Exercise objective:
Some lines below hold "arrow". Pick them out and copy them.

○ ○ ○ ○

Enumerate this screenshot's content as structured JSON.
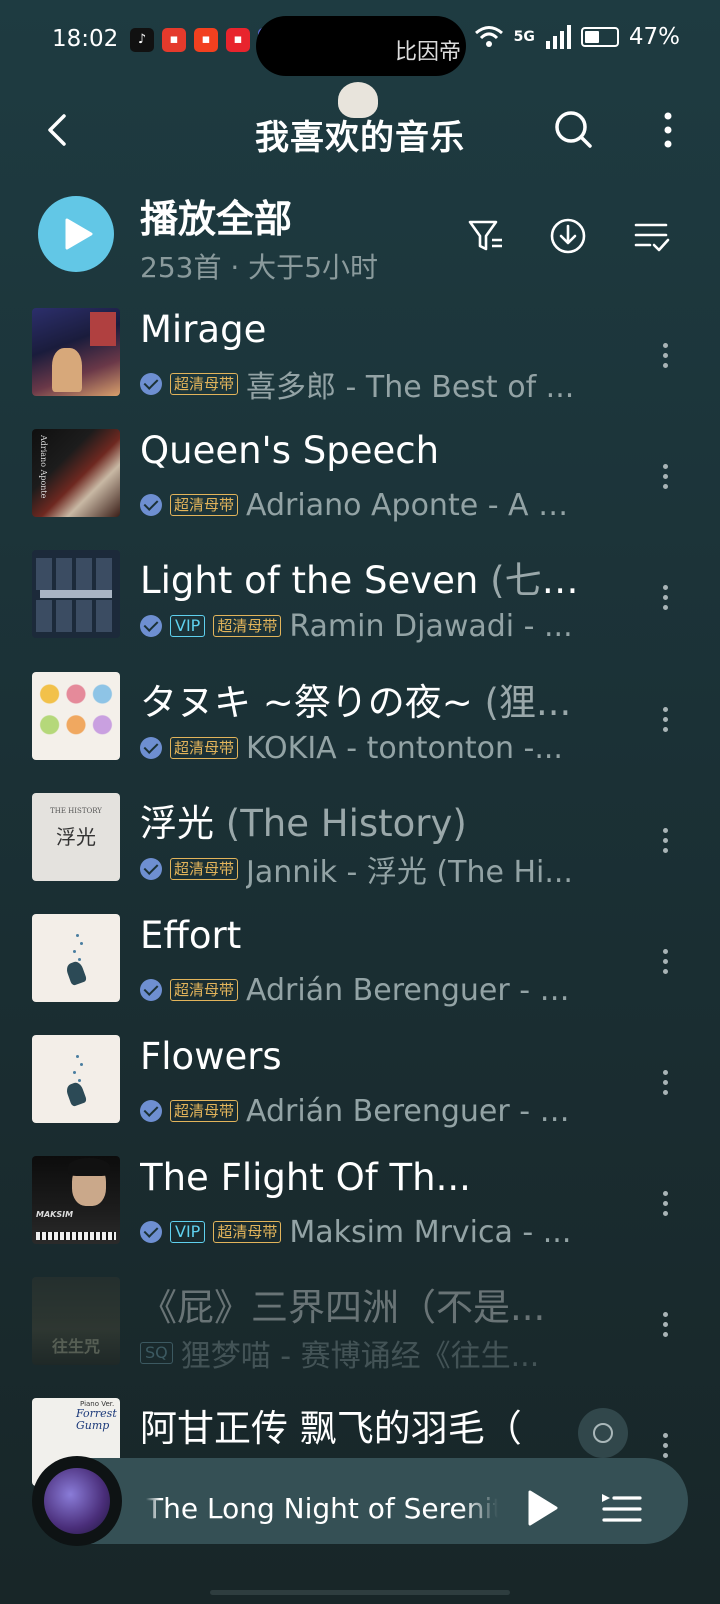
{
  "status_bar": {
    "time": "18:02",
    "island_text": "比因帝",
    "network": "5G",
    "battery_pct": "47%",
    "battery_level": 0.47
  },
  "header": {
    "title": "我喜欢的音乐"
  },
  "play_all": {
    "label": "播放全部",
    "subtitle": "253首 · 大于5小时"
  },
  "songs": [
    {
      "title": "Mirage",
      "title_extra": "",
      "vip": false,
      "hq": true,
      "sq": false,
      "artist": "喜多郎 - The Best of ...",
      "disabled": false
    },
    {
      "title": "Queen's Speech",
      "title_extra": "",
      "vip": false,
      "hq": true,
      "sq": false,
      "artist": "Adriano Aponte - A Q...",
      "disabled": false
    },
    {
      "title": "Light of the Seven",
      "title_extra": " (七神...",
      "vip": true,
      "hq": true,
      "sq": false,
      "artist": "Ramin Djawadi - ...",
      "disabled": false
    },
    {
      "title": "タヌキ ~祭りの夜~",
      "title_extra": " (狸...",
      "vip": false,
      "hq": true,
      "sq": false,
      "artist": "KOKIA - tontonton -...",
      "disabled": false
    },
    {
      "title": "浮光",
      "title_extra": " (The History)",
      "vip": false,
      "hq": true,
      "sq": false,
      "artist": "Jannik - 浮光 (The Hi...",
      "disabled": false
    },
    {
      "title": "Effort",
      "title_extra": "",
      "vip": false,
      "hq": true,
      "sq": false,
      "artist": "Adrián Berenguer - S...",
      "disabled": false
    },
    {
      "title": "Flowers",
      "title_extra": "",
      "vip": false,
      "hq": true,
      "sq": false,
      "artist": "Adrián Berenguer - S...",
      "disabled": false
    },
    {
      "title": "The Flight Of Th...",
      "title_extra": "",
      "vip": true,
      "hq": true,
      "sq": false,
      "artist": "Maksim Mrvica - ...",
      "disabled": false
    },
    {
      "title": "《屁》三界四洲（不是...",
      "title_extra": "",
      "vip": false,
      "hq": false,
      "sq": true,
      "artist": "狸梦喵 - 赛博诵经《往生...",
      "disabled": true
    },
    {
      "title": "阿甘正传 飘飞的羽毛（",
      "title_extra": "",
      "vip": false,
      "hq": false,
      "sq": false,
      "artist": "",
      "disabled": false
    }
  ],
  "badges": {
    "hq": "超清母带",
    "vip": "VIP",
    "sq": "SQ"
  },
  "cover_text": {
    "queens": "Adriano Aponte",
    "history": "THE HISTORY",
    "history_glyph": "浮光",
    "maksim": "MAKSIM",
    "shengwang": "往生咒",
    "forrest": "Forrest Gump",
    "forrest_top": "Piano Ver."
  },
  "player": {
    "title": "The Long Night of Serenity - I"
  },
  "icons": {
    "back": "back-icon",
    "search": "search-icon",
    "more": "more-icon",
    "filter": "filter-icon",
    "download": "download-icon",
    "sort": "sort-icon",
    "play": "play-icon",
    "queue": "queue-icon"
  },
  "colors": {
    "accent": "#62c7e6",
    "hq_badge": "#e2b45b",
    "vip_badge": "#5fd0ee",
    "verified": "#6e8fd1"
  }
}
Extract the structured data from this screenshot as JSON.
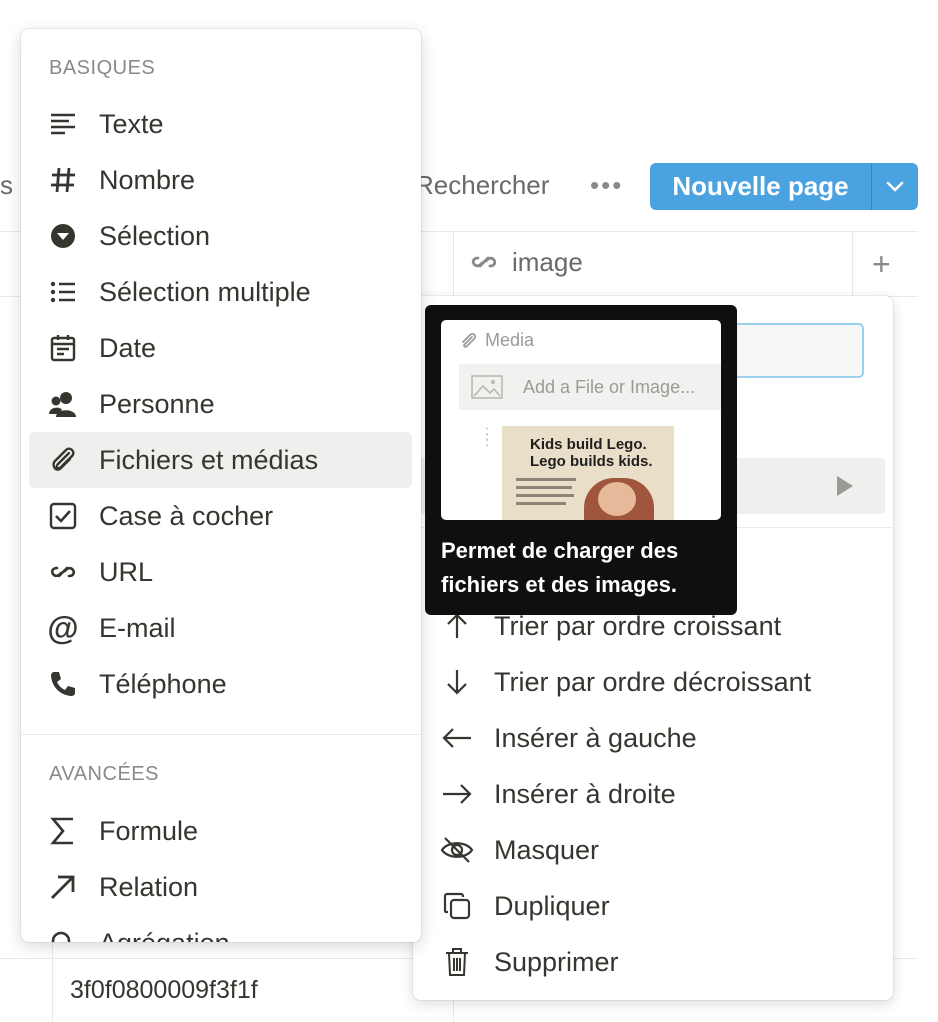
{
  "toolbar": {
    "left_fragment": "s",
    "search_label": "Rechercher",
    "more_label": "•••",
    "new_page_label": "Nouvelle page"
  },
  "table": {
    "column_header": "image",
    "add_column": "+",
    "cell_value": "3f0f0800009f3f1f"
  },
  "type_menu": {
    "basic_label": "BASIQUES",
    "items": [
      {
        "label": "Texte",
        "icon": "text-icon"
      },
      {
        "label": "Nombre",
        "icon": "hash-icon"
      },
      {
        "label": "Sélection",
        "icon": "select-icon"
      },
      {
        "label": "Sélection multiple",
        "icon": "multi-select-icon"
      },
      {
        "label": "Date",
        "icon": "calendar-icon"
      },
      {
        "label": "Personne",
        "icon": "person-icon"
      },
      {
        "label": "Fichiers et médias",
        "icon": "paperclip-icon"
      },
      {
        "label": "Case à cocher",
        "icon": "checkbox-icon"
      },
      {
        "label": "URL",
        "icon": "link-icon"
      },
      {
        "label": "E-mail",
        "icon": "at-icon"
      },
      {
        "label": "Téléphone",
        "icon": "phone-icon"
      }
    ],
    "advanced_label": "AVANCÉES",
    "advanced_items": [
      {
        "label": "Formule",
        "icon": "sigma-icon"
      },
      {
        "label": "Relation",
        "icon": "arrow-up-right-icon"
      },
      {
        "label": "Agrégation",
        "icon": "search-icon"
      }
    ],
    "selected": "Fichiers et médias"
  },
  "tooltip": {
    "preview_header": "Media",
    "preview_add": "Add a File or Image...",
    "preview_ad_line1": "Kids build Lego.",
    "preview_ad_line2": "Lego builds kids.",
    "description": "Permet de charger des fichiers et des images."
  },
  "column_menu": {
    "items": [
      {
        "label": "Trier par ordre croissant",
        "icon": "arrow-up-icon"
      },
      {
        "label": "Trier par ordre décroissant",
        "icon": "arrow-down-icon"
      },
      {
        "label": "Insérer à gauche",
        "icon": "arrow-left-icon"
      },
      {
        "label": "Insérer à droite",
        "icon": "arrow-right-icon"
      },
      {
        "label": "Masquer",
        "icon": "eye-off-icon"
      },
      {
        "label": "Dupliquer",
        "icon": "duplicate-icon"
      },
      {
        "label": "Supprimer",
        "icon": "trash-icon"
      }
    ]
  },
  "colors": {
    "accent": "#4aa3e0",
    "selected_row": "#efefed",
    "tooltip_bg": "#0f0f0f"
  }
}
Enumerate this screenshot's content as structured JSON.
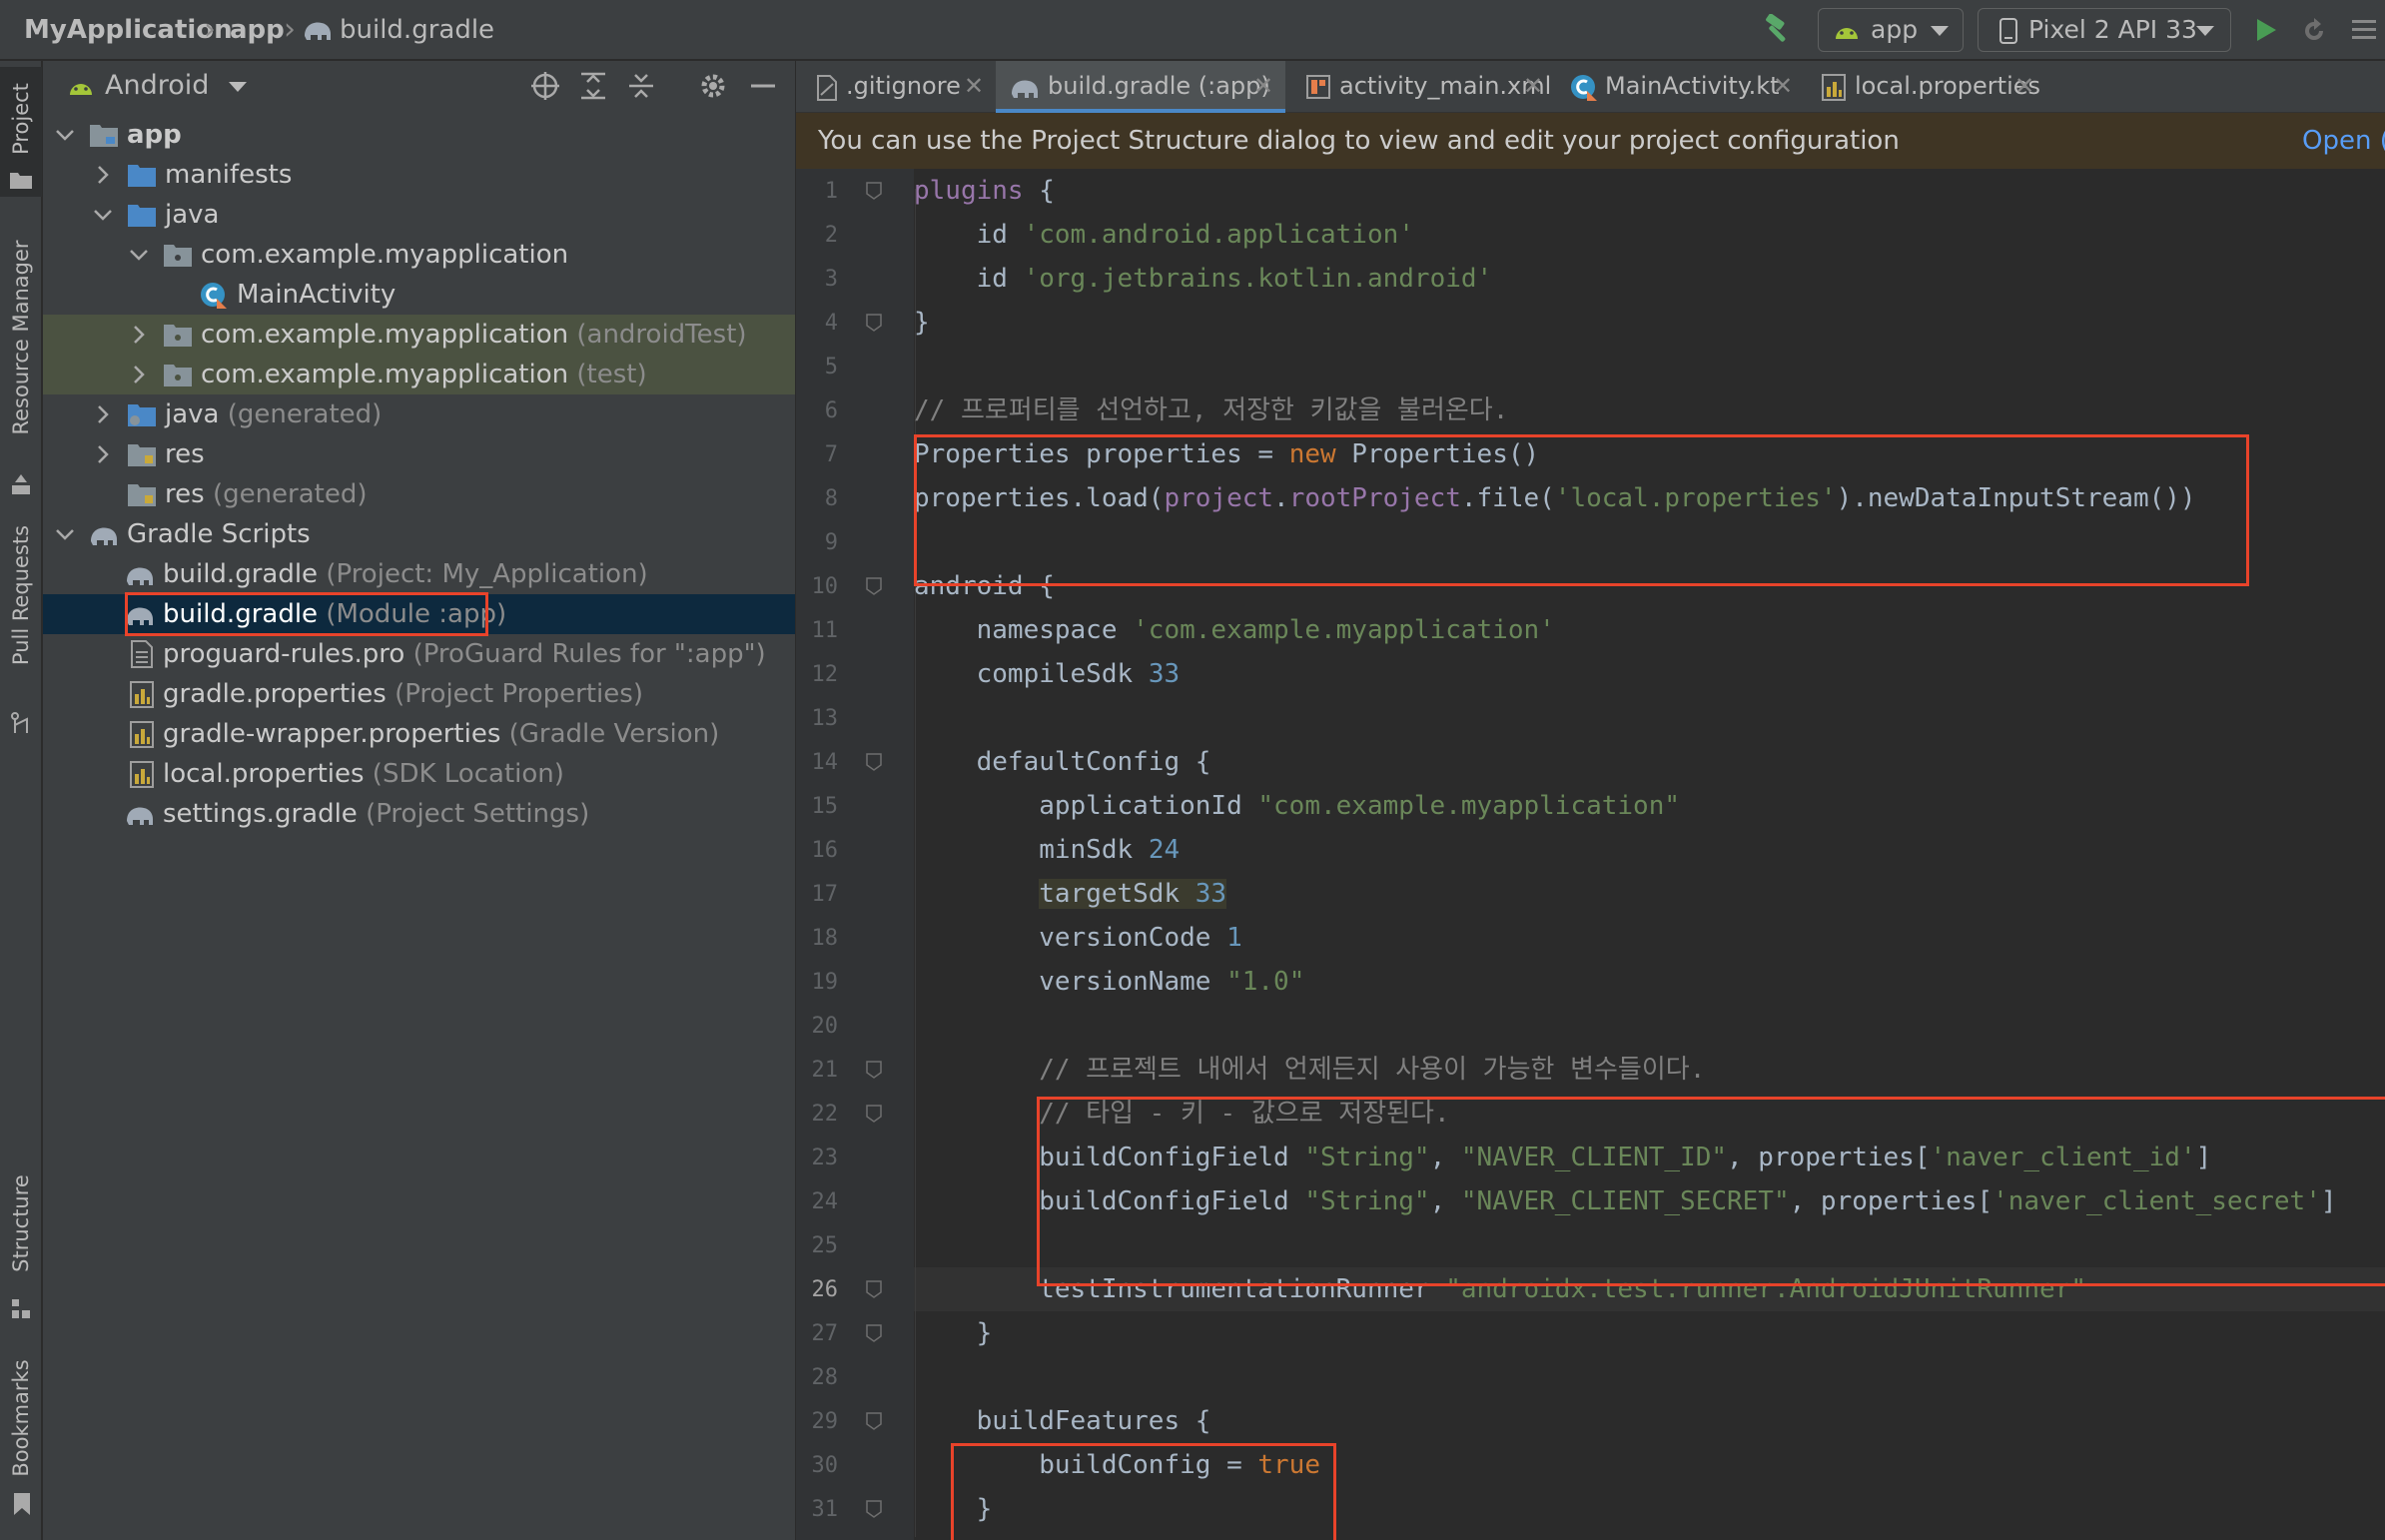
{
  "navbar": {
    "breadcrumbs": [
      "MyApplication",
      "app",
      "build.gradle"
    ],
    "run_config": "app",
    "device": "Pixel 2 API 33"
  },
  "toolstrip": {
    "tabs": [
      "Project",
      "Resource Manager",
      "Pull Requests",
      "Structure",
      "Bookmarks"
    ]
  },
  "project_panel": {
    "view_mode": "Android",
    "tree": [
      {
        "label": "app",
        "hint": ""
      },
      {
        "label": "manifests",
        "hint": ""
      },
      {
        "label": "java",
        "hint": ""
      },
      {
        "label": "com.example.myapplication",
        "hint": ""
      },
      {
        "label": "MainActivity",
        "hint": ""
      },
      {
        "label": "com.example.myapplication",
        "hint": "(androidTest)"
      },
      {
        "label": "com.example.myapplication",
        "hint": "(test)"
      },
      {
        "label": "java",
        "hint": "(generated)"
      },
      {
        "label": "res",
        "hint": ""
      },
      {
        "label": "res",
        "hint": "(generated)"
      },
      {
        "label": "Gradle Scripts",
        "hint": ""
      },
      {
        "label": "build.gradle",
        "hint": "(Project: My_Application)"
      },
      {
        "label": "build.gradle",
        "hint": "(Module :app)"
      },
      {
        "label": "proguard-rules.pro",
        "hint": "(ProGuard Rules for \":app\")"
      },
      {
        "label": "gradle.properties",
        "hint": "(Project Properties)"
      },
      {
        "label": "gradle-wrapper.properties",
        "hint": "(Gradle Version)"
      },
      {
        "label": "local.properties",
        "hint": "(SDK Location)"
      },
      {
        "label": "settings.gradle",
        "hint": "(Project Settings)"
      }
    ]
  },
  "editor": {
    "tabs": [
      ".gitignore",
      "build.gradle (:app)",
      "activity_main.xml",
      "MainActivity.kt",
      "local.properties"
    ],
    "banner": {
      "message": "You can use the Project Structure dialog to view and edit your project configuration",
      "link": "Open ("
    },
    "line_numbers": [
      "1",
      "2",
      "3",
      "4",
      "5",
      "6",
      "7",
      "8",
      "9",
      "10",
      "11",
      "12",
      "13",
      "14",
      "15",
      "16",
      "17",
      "18",
      "19",
      "20",
      "21",
      "22",
      "23",
      "24",
      "25",
      "26",
      "27",
      "28",
      "29",
      "30",
      "31"
    ],
    "code": {
      "l1": [
        "plugins",
        " {"
      ],
      "l2": [
        "    id ",
        "'com.android.application'"
      ],
      "l3": [
        "    id ",
        "'org.jetbrains.kotlin.android'"
      ],
      "l4": [
        "}"
      ],
      "l6": [
        "// 프로퍼티를 선언하고, 저장한 키값을 불러온다."
      ],
      "l7": [
        "Properties properties = ",
        "new",
        " Properties()"
      ],
      "l8": [
        "properties.load(",
        "project",
        ".",
        "rootProject",
        ".file(",
        "'local.properties'",
        ").newDataInputStream())"
      ],
      "l10": [
        "android {"
      ],
      "l11": [
        "    namespace ",
        "'com.example.myapplication'"
      ],
      "l12": [
        "    compileSdk ",
        "33"
      ],
      "l14": [
        "    defaultConfig {"
      ],
      "l15": [
        "        applicationId ",
        "\"com.example.myapplication\""
      ],
      "l16": [
        "        minSdk ",
        "24"
      ],
      "l17": [
        "        ",
        "targetSdk ",
        "33"
      ],
      "l18": [
        "        versionCode ",
        "1"
      ],
      "l19": [
        "        versionName ",
        "\"1.0\""
      ],
      "l21": [
        "        // 프로젝트 내에서 언제든지 사용이 가능한 변수들이다."
      ],
      "l22": [
        "        // 타입 - 키 - 값으로 저장된다."
      ],
      "l23": [
        "        buildConfigField ",
        "\"String\"",
        ", ",
        "\"NAVER_CLIENT_ID\"",
        ", properties[",
        "'naver_client_id'",
        "]"
      ],
      "l24": [
        "        buildConfigField ",
        "\"String\"",
        ", ",
        "\"NAVER_CLIENT_SECRET\"",
        ", properties[",
        "'naver_client_secret'",
        "]"
      ],
      "l26": [
        "        testInstrumentationRunner ",
        "\"androidx.test.runner.AndroidJUnitRunner\""
      ],
      "l27": [
        "    }"
      ],
      "l29": [
        "    buildFeatures {"
      ],
      "l30": [
        "        buildConfig = ",
        "true"
      ],
      "l31": [
        "    }"
      ]
    }
  },
  "colors": {
    "highlight_box": "#e8432a",
    "selection": "#0d293e",
    "keyword": "#cc7832",
    "string": "#6a8759",
    "number": "#6897bb"
  }
}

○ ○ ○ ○

Exercise result:
        "icon": "arrow-up-right-icon"
        "icon": "arrow-up-icon"
        "icon": "arrow-down-icon"
        "icon": "arrow-left-icon"
        "icon": "arrow-right-icon"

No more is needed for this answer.